Records from a collection
....................
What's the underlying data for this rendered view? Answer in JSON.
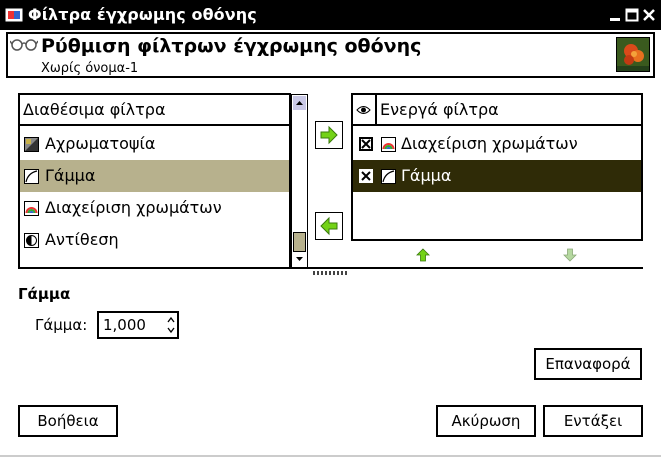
{
  "window": {
    "title": "Φίλτρα έγχρωμης οθόνης"
  },
  "header": {
    "title": "Ρύθμιση φίλτρων έγχρωμης οθόνης",
    "subtitle": "Χωρίς όνομα-1"
  },
  "available": {
    "heading": "Διαθέσιμα φίλτρα",
    "items": [
      {
        "label": "Αχρωματοψία",
        "icon": "color-deficient-icon"
      },
      {
        "label": "Γάμμα",
        "icon": "gamma-icon"
      },
      {
        "label": "Διαχείριση χρωμάτων",
        "icon": "color-management-icon"
      },
      {
        "label": "Αντίθεση",
        "icon": "contrast-icon"
      }
    ]
  },
  "active": {
    "heading": "Ενεργά φίλτρα",
    "items": [
      {
        "label": "Διαχείριση χρωμάτων",
        "icon": "color-management-icon",
        "checked": true
      },
      {
        "label": "Γάμμα",
        "icon": "gamma-icon",
        "checked": true
      }
    ]
  },
  "settings": {
    "section_title": "Γάμμα",
    "gamma_label": "Γάμμα:",
    "gamma_value": "1,000"
  },
  "buttons": {
    "reset": "Επαναφορά",
    "help": "Βοήθεια",
    "cancel": "Ακύρωση",
    "ok": "Εντάξει"
  },
  "colors": {
    "titlebar": "#000000",
    "selection_light": "#b7b18d",
    "selection_dark": "#2f2b07",
    "arrow_green": "#73d216"
  }
}
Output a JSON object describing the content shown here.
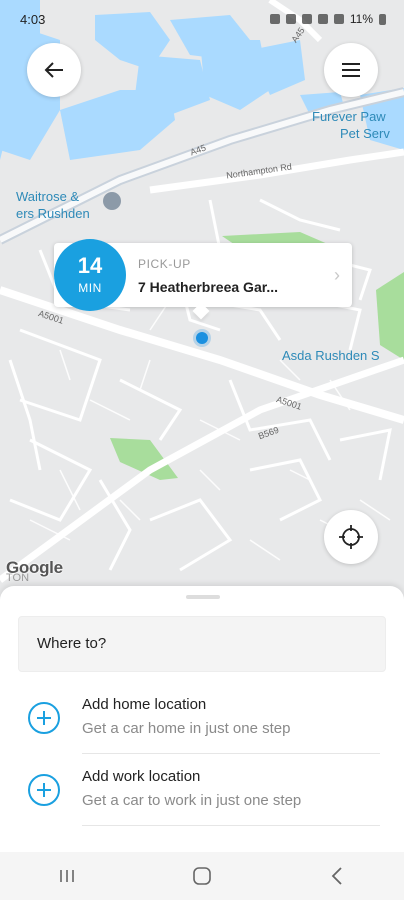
{
  "status_bar": {
    "time": "4:03",
    "battery": "11%"
  },
  "map": {
    "labels": {
      "waitrose_line1": "Waitrose &",
      "waitrose_line2": "ers Rushden",
      "furever_line1": "Furever Paw",
      "furever_line2": "Pet Serv",
      "asda": "Asda Rushden S",
      "northampton_rd": "Northampton Rd",
      "a45": "A45",
      "a45_top": "A45",
      "a5001_left": "A5001",
      "a5001_right": "A5001",
      "b569": "B569",
      "bottom_left": "TON"
    },
    "attribution": "Google"
  },
  "pickup": {
    "eta_number": "14",
    "eta_unit": "MIN",
    "label": "PICK-UP",
    "address": "7 Heatherbreea Gar..."
  },
  "sheet": {
    "where_to": "Where to?",
    "home": {
      "title": "Add home location",
      "subtitle": "Get a car home in just one step"
    },
    "work": {
      "title": "Add work location",
      "subtitle": "Get a car to work in just one step"
    }
  },
  "colors": {
    "accent": "#1aa0e0",
    "water": "#aadaff",
    "park": "#a8dd9c"
  },
  "icons": {
    "back": "back-arrow-icon",
    "menu": "hamburger-menu-icon",
    "locate": "crosshair-icon",
    "plus": "plus-circle-icon"
  }
}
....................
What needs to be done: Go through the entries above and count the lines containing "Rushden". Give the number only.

Exercise result: 2